The Smothering of the Smothers Brothers

This will sound like crazy talk to anyone under 30, but the Smothers Brothers were the Jon Stewart of their day: edgy, daring, and willing to speak quips to power. Their late-'60s variety show, The Smothers Brothers Comedy Hour, was replete with sex and drug references, but it was the political rabble-rousing that got the boys into trouble with CBS. Two examples: inviting a blacklisted Pete Seeger to perform a song critical of LBJ and the Vietnam War, and having Harry Belafonte sing "Don't Stop the Carnival" in front of footage from the riots at the 1968 Democratic convention. The Smothers' relationship with CBS devolved from mild acrimony to naked hostility, with the network trimming, and sometimes cutting, segments it disagreed with. The war escalated until the show, an American Idol–size ratings colossus, was canceled in 1969.

The Smothers' losing battle is chronicled in the new book Dangerously Funnyby David Bianculli, a meticulously researched account of how ideological divisions and skirmishes over creative control led to the show's demise.

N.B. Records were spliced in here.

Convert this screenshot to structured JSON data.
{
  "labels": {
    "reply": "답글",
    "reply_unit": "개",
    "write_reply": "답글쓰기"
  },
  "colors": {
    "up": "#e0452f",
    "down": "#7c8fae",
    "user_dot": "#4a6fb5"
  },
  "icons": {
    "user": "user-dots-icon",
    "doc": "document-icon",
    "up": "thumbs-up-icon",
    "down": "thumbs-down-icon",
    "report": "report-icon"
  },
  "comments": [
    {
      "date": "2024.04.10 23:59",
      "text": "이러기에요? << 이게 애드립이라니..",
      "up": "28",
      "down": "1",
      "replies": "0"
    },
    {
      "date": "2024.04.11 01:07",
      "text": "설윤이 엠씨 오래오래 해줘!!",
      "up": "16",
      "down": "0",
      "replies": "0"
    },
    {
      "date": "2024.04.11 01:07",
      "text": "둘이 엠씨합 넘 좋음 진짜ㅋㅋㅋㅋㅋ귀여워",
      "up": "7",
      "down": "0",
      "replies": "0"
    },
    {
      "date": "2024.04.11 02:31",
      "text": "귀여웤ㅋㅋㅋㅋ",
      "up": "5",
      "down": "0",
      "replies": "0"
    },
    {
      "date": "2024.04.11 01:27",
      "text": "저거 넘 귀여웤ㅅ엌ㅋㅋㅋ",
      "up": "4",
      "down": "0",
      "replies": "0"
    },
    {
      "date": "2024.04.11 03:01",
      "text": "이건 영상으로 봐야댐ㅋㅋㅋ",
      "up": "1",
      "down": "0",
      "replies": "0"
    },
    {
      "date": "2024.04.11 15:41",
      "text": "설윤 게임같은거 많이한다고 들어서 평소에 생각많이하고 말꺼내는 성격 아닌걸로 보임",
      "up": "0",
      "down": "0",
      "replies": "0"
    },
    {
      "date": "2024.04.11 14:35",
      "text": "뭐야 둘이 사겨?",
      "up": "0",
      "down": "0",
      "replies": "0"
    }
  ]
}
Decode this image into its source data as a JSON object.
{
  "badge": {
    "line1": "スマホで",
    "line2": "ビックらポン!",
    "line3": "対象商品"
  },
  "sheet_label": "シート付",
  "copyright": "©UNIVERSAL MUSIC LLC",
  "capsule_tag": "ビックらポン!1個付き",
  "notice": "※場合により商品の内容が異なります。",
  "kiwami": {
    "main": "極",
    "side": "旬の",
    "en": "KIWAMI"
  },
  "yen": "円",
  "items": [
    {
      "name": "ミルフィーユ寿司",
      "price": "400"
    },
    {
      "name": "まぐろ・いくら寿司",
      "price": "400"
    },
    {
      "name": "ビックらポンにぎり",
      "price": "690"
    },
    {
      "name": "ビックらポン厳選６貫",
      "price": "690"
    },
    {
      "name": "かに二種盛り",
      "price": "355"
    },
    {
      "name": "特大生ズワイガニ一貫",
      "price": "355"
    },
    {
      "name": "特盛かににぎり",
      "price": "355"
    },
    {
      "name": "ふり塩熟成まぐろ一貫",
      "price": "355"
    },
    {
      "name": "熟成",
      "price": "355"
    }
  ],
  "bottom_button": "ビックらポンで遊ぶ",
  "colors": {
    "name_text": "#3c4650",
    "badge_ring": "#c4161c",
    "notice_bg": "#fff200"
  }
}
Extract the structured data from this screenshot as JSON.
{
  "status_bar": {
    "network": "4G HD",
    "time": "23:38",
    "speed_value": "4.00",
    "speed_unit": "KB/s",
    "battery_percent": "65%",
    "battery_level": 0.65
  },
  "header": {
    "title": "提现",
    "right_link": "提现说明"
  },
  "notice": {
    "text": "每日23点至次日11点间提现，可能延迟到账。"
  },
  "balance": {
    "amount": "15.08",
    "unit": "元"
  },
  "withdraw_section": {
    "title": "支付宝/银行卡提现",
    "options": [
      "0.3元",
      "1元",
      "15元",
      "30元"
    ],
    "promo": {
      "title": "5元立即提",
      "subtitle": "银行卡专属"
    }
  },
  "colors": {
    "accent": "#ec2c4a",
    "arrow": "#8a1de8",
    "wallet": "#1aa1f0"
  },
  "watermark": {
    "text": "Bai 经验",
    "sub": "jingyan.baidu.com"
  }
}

Bianculli's implicit argument is that CBS's censorship limited the show's potential. You could argue that's the opposite of what happened. Americans are conditioned to value free speech, and when we see things such as a media blackout in Iran, we're reminded how good we have it. But censorship is more of a creative asset to television than it is a curse. The complete freedom to create and distribute that is possible in music, film, and the visual arts doesn't exist in television, which is why hipsters go crazy for the latest indie band or indie movie, but no one ever talks about the hot indie TV show—because there's no such thing.

Art, generally speaking, works best when it's constrained in some way, when it has something to work against. Even if you weren't offended by him, it's hard to argue that Adam Lambert's performance at the American Music Awards benefited from his making out with his keyboardist. Some of TV's funniest moments grew out of the need to meet network standards. When Saturday Night Live debuted "D--k in a Box" in 2006, NBC made a then-unheard-of choice to make the uncensored version available on the Web. "The most interesting thing," SNL's Seth Meyers said later, "is that it's actually not funnier uncensored." Cable may get away with more than the networks do, but the bowdlerized versions of The Sopranos, Sex and the City, and even Dexterprove that the sex and violence aren't integral to the storytelling. The same might have been true of The Smothers Brothers Comedy Hour. Without CBS's meddling, the show might have been more in your face but not necessarily more daring or thought-provoking. Bianculli asks what the show would have looked like if the Smothers Brothers had been given free rein. The more interesting question is what the show would have looked like if they hadn't struggled mightily to color inside the lines.

The Smothering of the Smothers Brothers | News